Task: Your task is to copy every line of the records below that contains "caption".

Data under study:
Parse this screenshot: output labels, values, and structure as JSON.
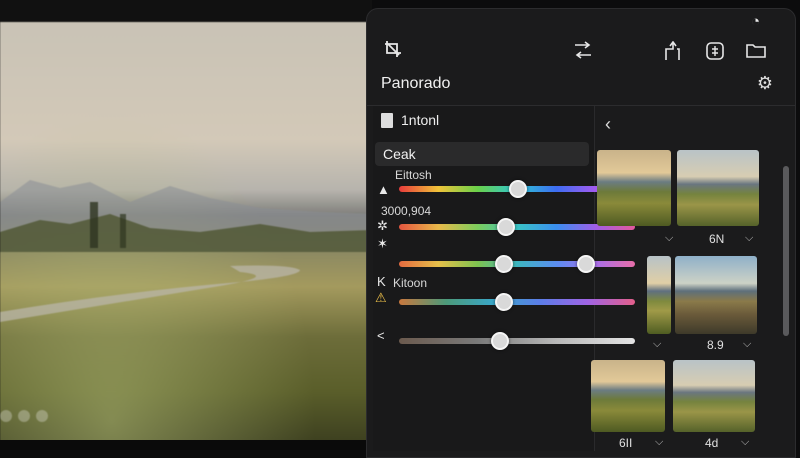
{
  "toolbar": {
    "icons": [
      "crop-tool-icon",
      "transform-icon",
      "export-icon",
      "gallery-icon",
      "folder-icon",
      "timer-icon"
    ]
  },
  "panel": {
    "title": "Panorado",
    "section_label": "1ntonl",
    "selected_item": "Ceak",
    "sliders": [
      {
        "label": "Eittosh",
        "symbol": "▲",
        "value": 0.45
      },
      {
        "label": "3000,904",
        "symbol": "✲",
        "value": 0.4
      },
      {
        "label": "",
        "symbol": "✶",
        "value_a": 0.45,
        "value_b": 0.8
      },
      {
        "label": "Kitoon",
        "symbol": "K",
        "warn_symbol": "⚠",
        "value": 0.44
      },
      {
        "label": "",
        "symbol": "<",
        "value": 0.42
      }
    ]
  },
  "thumbnails": [
    {
      "caption": ""
    },
    {
      "caption": "6N"
    },
    {
      "caption": ""
    },
    {
      "caption": "8.9"
    },
    {
      "caption": "6II"
    },
    {
      "caption": "4d"
    }
  ],
  "colors": {
    "panel_bg": "#1b1b1c",
    "accent_text": "#e8e8e8"
  }
}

Solution to the exercise:
      "caption": ""
      "caption": "6N"
      "caption": ""
      "caption": "8.9"
      "caption": "6II"
      "caption": "4d"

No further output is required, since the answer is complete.